Hugo Boss: On Tuesday night, Hugo Boss showed its men’s and women’s collections in a beautifully designed lounge at the Beverly Hills Hotel complete with plush velvet sofas, Moët champagne and a DJ. The German powerhouse is known for its sharply cut suits and divine tuxedos, and there were certainly plenty of those in evidence, as well as some great outerwear, most notably a black double-breasted wool coat with oversized gold buttons and several chic belted plaid numbers. The women’s collection also featured looks ranging from loosely interpreted Sixties Mod to Seventies “Love Story,” along with some basics.
Saja: Its cool prettiness and nonchalant luxe are the reasons that the four-year-old Saja line is a favorite of “It” girls such as Amber Tamblyn, who arrived at the show late and had to stand as the first look — a beautiful sable-colored velvet blouson jacket over an amber-rose paillette dress — came out. For her fall collection, designer Yoo Lee, whose line is sold in some 200 stores from here to Spain, conjured up a “film-noir heroine stepping into color” — that is, earth and jewel tones. Two of the best styles were a knee-length chartreuse goddess dress and a shrunken, chocolate velvet bolero paired with wide-legged bouclé trousers à la Katharine Hepburn. As always with Saja, there was a touch of bohemian femininity, which was evident in jeweled tops and high heels covered in tiny feathers, which Lee and her team hand-glued themselves.
This story first appeared in the March 18, 2005 issue of WWD. Subscribe Today.

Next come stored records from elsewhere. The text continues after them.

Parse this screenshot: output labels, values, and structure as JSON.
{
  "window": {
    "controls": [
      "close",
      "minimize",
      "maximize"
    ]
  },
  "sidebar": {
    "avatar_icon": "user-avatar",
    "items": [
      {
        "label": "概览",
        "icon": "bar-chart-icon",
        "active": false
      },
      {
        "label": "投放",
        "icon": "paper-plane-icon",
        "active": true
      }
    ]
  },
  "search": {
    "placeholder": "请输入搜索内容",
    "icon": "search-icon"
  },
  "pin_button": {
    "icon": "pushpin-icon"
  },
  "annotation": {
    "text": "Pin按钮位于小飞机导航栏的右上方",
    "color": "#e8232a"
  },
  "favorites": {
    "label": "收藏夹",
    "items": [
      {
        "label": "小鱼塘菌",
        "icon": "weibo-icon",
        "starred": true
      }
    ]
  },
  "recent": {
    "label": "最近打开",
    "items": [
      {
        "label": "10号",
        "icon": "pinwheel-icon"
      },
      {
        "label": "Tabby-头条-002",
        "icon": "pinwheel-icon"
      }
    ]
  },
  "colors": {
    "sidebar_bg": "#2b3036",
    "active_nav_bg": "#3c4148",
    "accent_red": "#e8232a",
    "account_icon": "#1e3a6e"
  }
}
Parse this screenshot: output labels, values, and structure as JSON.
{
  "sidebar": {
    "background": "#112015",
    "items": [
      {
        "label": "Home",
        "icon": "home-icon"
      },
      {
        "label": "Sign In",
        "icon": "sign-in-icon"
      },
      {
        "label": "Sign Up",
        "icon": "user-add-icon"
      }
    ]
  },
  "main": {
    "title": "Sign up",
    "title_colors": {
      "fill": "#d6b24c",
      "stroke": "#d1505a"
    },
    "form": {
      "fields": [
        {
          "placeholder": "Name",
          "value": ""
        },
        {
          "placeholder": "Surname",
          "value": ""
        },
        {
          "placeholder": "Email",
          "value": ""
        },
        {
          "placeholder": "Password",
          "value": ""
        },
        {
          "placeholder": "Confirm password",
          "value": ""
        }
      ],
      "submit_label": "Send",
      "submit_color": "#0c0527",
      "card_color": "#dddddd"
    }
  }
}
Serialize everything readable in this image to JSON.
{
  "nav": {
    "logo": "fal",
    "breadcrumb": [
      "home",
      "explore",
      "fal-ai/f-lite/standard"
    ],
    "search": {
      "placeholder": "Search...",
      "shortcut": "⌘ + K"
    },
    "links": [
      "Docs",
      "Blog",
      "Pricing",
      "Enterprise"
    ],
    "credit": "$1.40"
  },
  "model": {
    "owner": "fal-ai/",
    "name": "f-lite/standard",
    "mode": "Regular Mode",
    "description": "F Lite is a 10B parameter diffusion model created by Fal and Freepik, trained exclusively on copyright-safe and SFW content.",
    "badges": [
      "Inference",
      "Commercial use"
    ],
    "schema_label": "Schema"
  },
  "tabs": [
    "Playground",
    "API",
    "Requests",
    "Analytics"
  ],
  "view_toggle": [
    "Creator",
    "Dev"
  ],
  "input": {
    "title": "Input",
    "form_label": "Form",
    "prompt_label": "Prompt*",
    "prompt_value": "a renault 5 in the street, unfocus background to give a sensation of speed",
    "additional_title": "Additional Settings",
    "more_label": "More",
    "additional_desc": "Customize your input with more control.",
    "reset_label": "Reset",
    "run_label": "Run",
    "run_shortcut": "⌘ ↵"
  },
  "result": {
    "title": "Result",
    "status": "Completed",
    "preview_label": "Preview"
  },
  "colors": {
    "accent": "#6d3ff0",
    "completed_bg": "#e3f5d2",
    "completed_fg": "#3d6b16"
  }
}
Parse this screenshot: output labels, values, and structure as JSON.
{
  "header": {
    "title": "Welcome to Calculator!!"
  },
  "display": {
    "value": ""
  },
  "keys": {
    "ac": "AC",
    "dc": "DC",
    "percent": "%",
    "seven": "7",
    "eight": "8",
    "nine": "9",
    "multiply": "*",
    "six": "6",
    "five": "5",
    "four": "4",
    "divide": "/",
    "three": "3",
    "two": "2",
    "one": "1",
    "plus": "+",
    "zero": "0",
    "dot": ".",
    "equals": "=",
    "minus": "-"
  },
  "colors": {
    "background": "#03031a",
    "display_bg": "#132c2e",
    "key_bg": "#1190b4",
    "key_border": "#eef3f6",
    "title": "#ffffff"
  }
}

Pegah Anvarian: Pegah Anvarian, who’s known for her flouncy, asymmetric jersey dresses and tops, took a more constructed turn for fall. Inspired by winter in New York City, the designer cut many of her looks in heavy herringbone and houndstooth wools, fabrics that provided her V-neck ponchos and tunics with a new shape and structure. The material also worked well in her comfortable-looking jackets. Several tailored suits in basic black and gray had a certain urban sophistication, while her strict use of plum, pink and gray throughout the collection kept the looks clean and consistent. But the show ended on a dressier note with Grecian-inspired chiffon dresses that, while wearable, did not seem to fit into the overall Gothamite theme of sharp, sporty pieces.
Hurley: In a West Hollywood nightclub Tuesday night, the Hurley show began with characteristic high energy. Design director Dan Levine sent out the firm’s usual mix of skin-baring looks and pieces reminiscent of the Eighties — minis and U-neck undershirts styled with cowboy boots; pink-and-black striped off-the-shoulder tops — but he also attempted more fashion-forward looks this season. There were men’s wear-inspired pieces in the form of tailored blazers with pintucked sleeves and cropped trousers that suggested schoolgirls gone bad, but that didn’t stray into Britney Spears’ “Baby One More Time” territory. Hurley also premiered its new denim line, Prime Cuts, which featured colorful screen-printed surf graphics.
Eduardo Lucero: Designers sometimes strive for originality by juxtaposing startlingly disparate themes or, in the case of Eduardo Lucero, very different female icons. The designer referenced both Marlene Dietrich and Chrissie Hynde for fall. Skintight leather pants and gold grommet-covered tops, for example, were shown alongside glamorous red-carpet gowns. The stronger pieces here were the ruched rust velvet halter gown and the black satin motorcycle jacket.
Kevan Hall: There’s something to be said for a designer who knows his customer. Kevan Hall’s are of the more mature set, who, over the years, have consistently been given finely crafted, sophisticated eveningwear. This season, Hall was inspired by the legendary diva Maria Callas for such looks as iridescent taffeta ballgowns, fully beaded sheaths and a peau de soie cocktail dress. But the best styles in the show came from his line for Michael Pappas Furs, including a slim cocoa Swakara coat and an amethyst-toned Finnish raccoon bolero.